Exercise details:
Search the data for "this". Return each matching line.

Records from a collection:
=== Begin Enclosure ===
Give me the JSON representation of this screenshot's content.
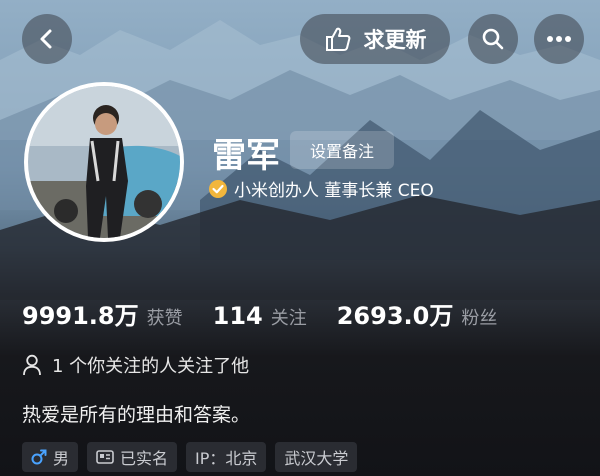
{
  "header": {
    "back_icon": "chevron-left-icon",
    "update_label": "求更新",
    "update_icon": "thumbs-up-hand-icon",
    "search_icon": "search-icon",
    "more_icon": "more-dots-icon"
  },
  "profile": {
    "name": "雷军",
    "remark_button": "设置备注",
    "verified_title": "小米创办人 董事长兼 CEO",
    "verified_icon": "verified-check-icon"
  },
  "stats": [
    {
      "value": "9991.8万",
      "label": "获赞"
    },
    {
      "value": "114",
      "label": "关注"
    },
    {
      "value": "2693.0万",
      "label": "粉丝"
    }
  ],
  "mutual": {
    "icon": "person-icon",
    "text": "1 个你关注的人关注了他"
  },
  "bio": "热爱是所有的理由和答案。",
  "tags": [
    {
      "icon": "male-icon",
      "label": "男"
    },
    {
      "icon": "id-card-icon",
      "label": "已实名"
    },
    {
      "icon": "",
      "label": "IP：北京"
    },
    {
      "icon": "",
      "label": "武汉大学"
    }
  ],
  "colors": {
    "stat_label": "#9a9da4",
    "verified_badge": "#f2b63c",
    "male_icon": "#4aa3ff",
    "tag_bg": "#2a2c32"
  }
}
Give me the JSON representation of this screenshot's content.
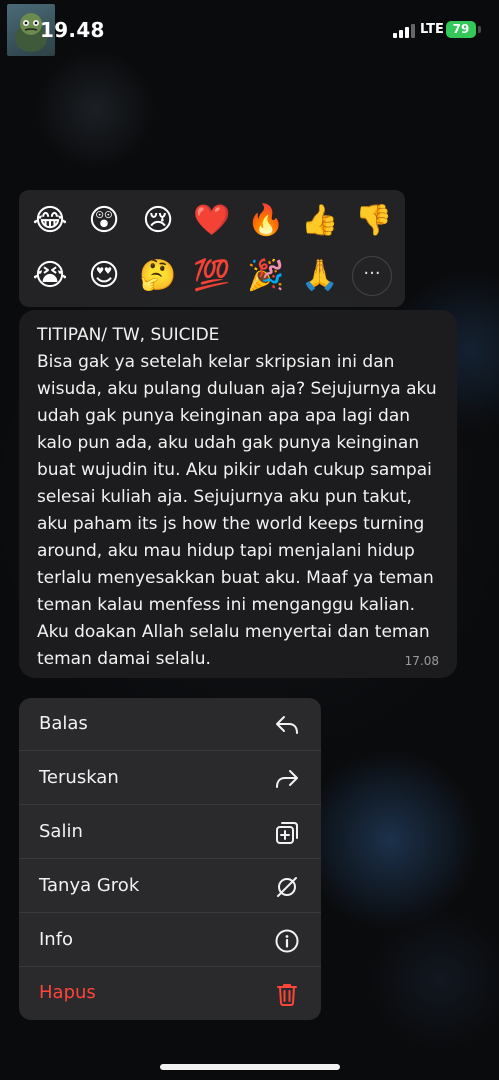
{
  "status_bar": {
    "time": "19.48",
    "network": "LTE",
    "battery": "79"
  },
  "reactions": {
    "emojis": [
      "😂",
      "😲",
      "😢",
      "❤️",
      "🔥",
      "👍",
      "👎",
      "😭",
      "😍",
      "🤔",
      "💯",
      "🎉",
      "🙏"
    ],
    "more_icon": "ellipsis-icon",
    "more_label": "···"
  },
  "message": {
    "title": "TITIPAN/ TW, SUICIDE",
    "body": "Bisa gak ya setelah kelar skripsian ini dan wisuda, aku pulang duluan aja? Sejujurnya aku udah gak punya keinginan apa apa lagi dan kalo pun ada, aku udah gak punya keinginan buat wujudin itu. Aku pikir udah cukup sampai selesai kuliah aja. Sejujurnya aku pun takut, aku paham its js how the world keeps turning around, aku mau hidup tapi menjalani hidup terlalu menyesakkan buat aku. Maaf ya teman teman kalau menfess ini menganggu kalian. Aku doakan Allah selalu menyertai dan teman teman damai selalu.",
    "time": "17.08"
  },
  "menu": {
    "items": [
      {
        "label": "Balas",
        "icon": "reply-icon"
      },
      {
        "label": "Teruskan",
        "icon": "forward-icon"
      },
      {
        "label": "Salin",
        "icon": "copy-icon"
      },
      {
        "label": "Tanya Grok",
        "icon": "grok-icon"
      },
      {
        "label": "Info",
        "icon": "info-icon"
      },
      {
        "label": "Hapus",
        "icon": "trash-icon"
      }
    ]
  },
  "colors": {
    "danger": "#ff453a",
    "battery": "#34c759",
    "bubble": "#1c1c1e",
    "menu": "#2a2a2c"
  }
}
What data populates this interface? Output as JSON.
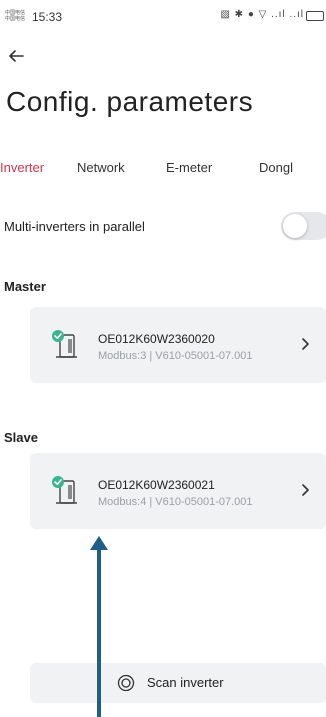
{
  "status_bar": {
    "carrier_line1": "中国电信",
    "carrier_line2": "中国电信",
    "time": "15:33",
    "icons": "▧ ✱ ● ▽ ..ıl ..ıl"
  },
  "header": {
    "back_icon": "arrow-left-icon",
    "title": "Config. parameters"
  },
  "tabs": [
    {
      "label": "Inverter",
      "active": true
    },
    {
      "label": "Network",
      "active": false
    },
    {
      "label": "E-meter",
      "active": false
    },
    {
      "label": "Dongl",
      "active": false
    }
  ],
  "parallel": {
    "label": "Multi-inverters in parallel",
    "enabled": false
  },
  "master": {
    "section_label": "Master",
    "serial": "OE012K60W2360020",
    "meta": "Modbus:3 | V610-05001-07.001",
    "icon": "inverter-connected-icon"
  },
  "slave": {
    "section_label": "Slave",
    "serial": "OE012K60W2360021",
    "meta": "Modbus:4 | V610-05001-07.001",
    "icon": "inverter-connected-icon"
  },
  "scan": {
    "label": "Scan inverter",
    "icon": "scan-icon"
  },
  "annotation": {
    "icon": "annotation-arrow-up",
    "color": "#1f5f86"
  },
  "colors": {
    "accent": "#d8344a",
    "card_bg": "#f0f2f4",
    "check_green": "#3bb58f"
  }
}
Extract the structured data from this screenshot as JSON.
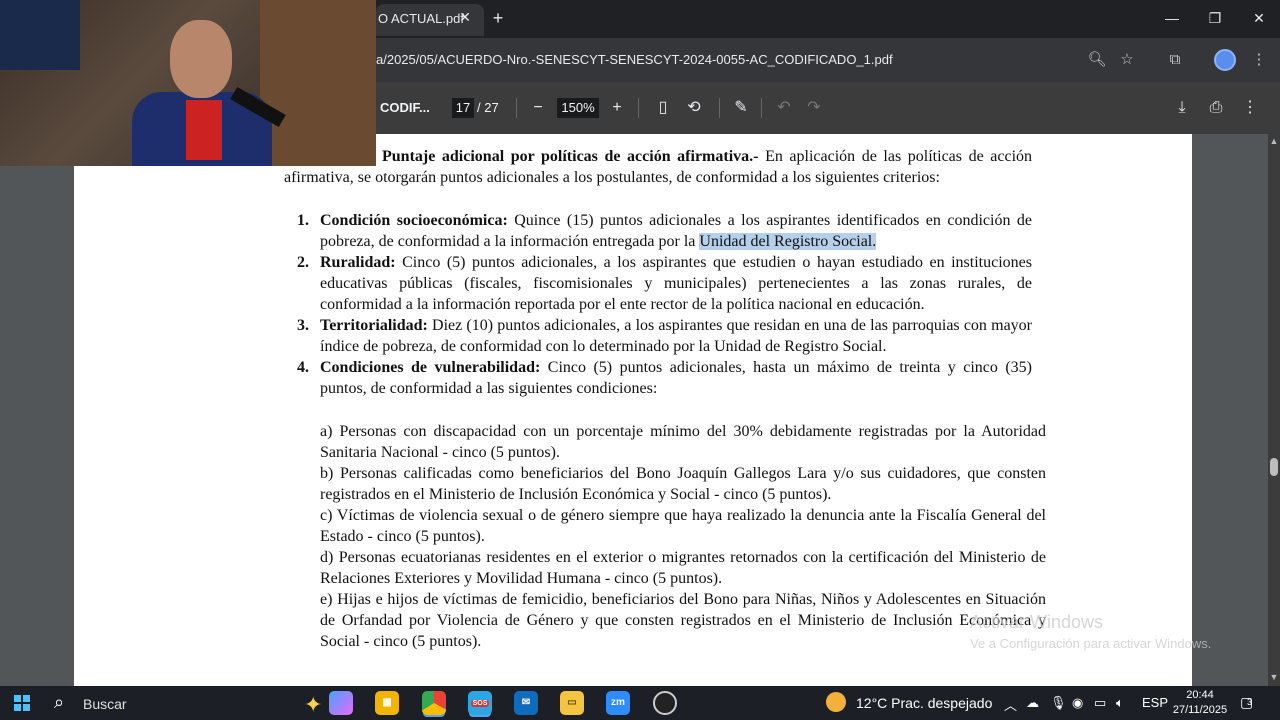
{
  "browser": {
    "tab_title": "O ACTUAL.pdf",
    "tab_close": "✕",
    "new_tab": "+",
    "url": "a/2025/05/ACUERDO-Nro.-SENESCYT-SENESCYT-2024-0055-AC_CODIFICADO_1.pdf"
  },
  "pdf_toolbar": {
    "doc_title": "CODIF...",
    "current_page": "17",
    "total_pages": "/ 27",
    "zoom": "150%"
  },
  "document": {
    "intro_heading": "Puntaje adicional por políticas de acción afirmativa.-",
    "intro_rest_line1": " En aplicación de las políticas de",
    "intro_body": "acción afirmativa, se otorgarán puntos adicionales a los postulantes, de conformidad a los siguientes criterios:",
    "items": [
      {
        "num": "1.",
        "title": "Condición socioeconómica:",
        "text": " Quince (15) puntos adicionales a los aspirantes identificados en condición de pobreza, de conformidad a la información entregada por la ",
        "highlight": "Unidad del Registro Social."
      },
      {
        "num": "2.",
        "title": "Ruralidad:",
        "text": " Cinco (5) puntos adicionales, a los aspirantes que estudien o hayan estudiado en instituciones educativas públicas (fiscales, fiscomisionales y municipales) pertenecientes a las zonas rurales, de conformidad a la información reportada por el ente rector de la política nacional en educación."
      },
      {
        "num": "3.",
        "title": "Territorialidad:",
        "text": " Diez (10) puntos adicionales, a los aspirantes que residan en una de las parroquias con mayor índice de pobreza, de conformidad con lo determinado por la Unidad de Registro Social."
      },
      {
        "num": "4.",
        "title": "Condiciones de vulnerabilidad:",
        "text": " Cinco (5) puntos adicionales, hasta un máximo de treinta y cinco (35) puntos, de conformidad a las siguientes condiciones:"
      }
    ],
    "subitems": [
      "a) Personas con discapacidad con un porcentaje mínimo del 30% debidamente registradas por la Autoridad Sanitaria Nacional - cinco (5 puntos).",
      "b) Personas calificadas como beneficiarios del Bono Joaquín Gallegos Lara y/o sus cuidadores, que consten registrados en el Ministerio de Inclusión Económica y Social - cinco (5 puntos).",
      "c) Víctimas de violencia sexual o de género siempre que haya realizado la denuncia ante la Fiscalía General del Estado - cinco (5 puntos).",
      "d) Personas ecuatorianas residentes en el exterior o migrantes retornados con la certificación del Ministerio de Relaciones Exteriores y Movilidad Humana - cinco (5 puntos).",
      "e) Hijas e hijos de víctimas de femicidio, beneficiarios del Bono para Niñas, Niños y Adolescentes en Situación de Orfandad por Violencia de Género y que consten registrados en el Ministerio de Inclusión Económica y Social - cinco (5 puntos)."
    ]
  },
  "watermark": {
    "line1": "Activar Windows",
    "line2": "Ve a Configuración para activar Windows."
  },
  "taskbar": {
    "search_placeholder": "Buscar",
    "badge": "SOS",
    "zoom_label": "zm",
    "temperature": "12°C",
    "weather_desc": "Prac. despejado",
    "lang": "ESP",
    "time": "20:44",
    "date": "27/11/2025",
    "notifications": "3"
  }
}
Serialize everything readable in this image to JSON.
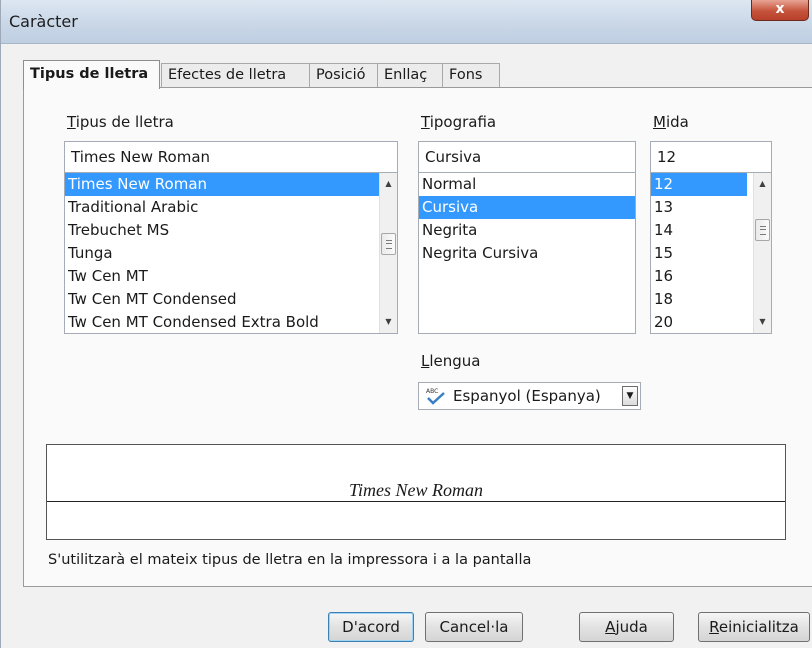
{
  "window": {
    "title": "Caràcter",
    "close_label": "x"
  },
  "tabs": [
    {
      "label": "Tipus de lletra",
      "active": true
    },
    {
      "label": "Efectes de lletra",
      "active": false
    },
    {
      "label": "Posició",
      "active": false
    },
    {
      "label": "Enllaç",
      "active": false
    },
    {
      "label": "Fons",
      "active": false
    }
  ],
  "font_family": {
    "label_first": "T",
    "label_rest": "ipus de lletra",
    "value": "Times New Roman",
    "items": [
      "Times New Roman",
      "Traditional Arabic",
      "Trebuchet MS",
      "Tunga",
      "Tw Cen MT",
      "Tw Cen MT Condensed",
      "Tw Cen MT Condensed Extra Bold"
    ],
    "selected": "Times New Roman"
  },
  "typeface": {
    "label_first": "T",
    "label_rest": "ipografia",
    "value": "Cursiva",
    "items": [
      "Normal",
      "Cursiva",
      "Negrita",
      "Negrita Cursiva"
    ],
    "selected": "Cursiva"
  },
  "size": {
    "label_first": "M",
    "label_rest": "ida",
    "value": "12",
    "items": [
      "12",
      "13",
      "14",
      "15",
      "16",
      "18",
      "20"
    ],
    "selected": "12"
  },
  "language": {
    "label_first": "L",
    "label_rest": "lengua",
    "value": "Espanyol (Espanya)",
    "icon": "spellcheck-icon"
  },
  "preview": {
    "text": "Times New Roman",
    "note": "S'utilitzarà el mateix tipus de lletra en la impressora i a la pantalla"
  },
  "buttons": {
    "ok": "D'acord",
    "cancel": "Cancel·la",
    "help_first": "A",
    "help_rest": "juda",
    "reset_first": "R",
    "reset_rest": "einicialitza"
  }
}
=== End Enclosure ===
The completed task:
Give me the JSON representation of this screenshot's content.
Give me the JSON representation of this screenshot's content.
What data populates this interface? Output as JSON.
Extract the structured data from this screenshot as JSON.
Serialize everything readable in this image to JSON.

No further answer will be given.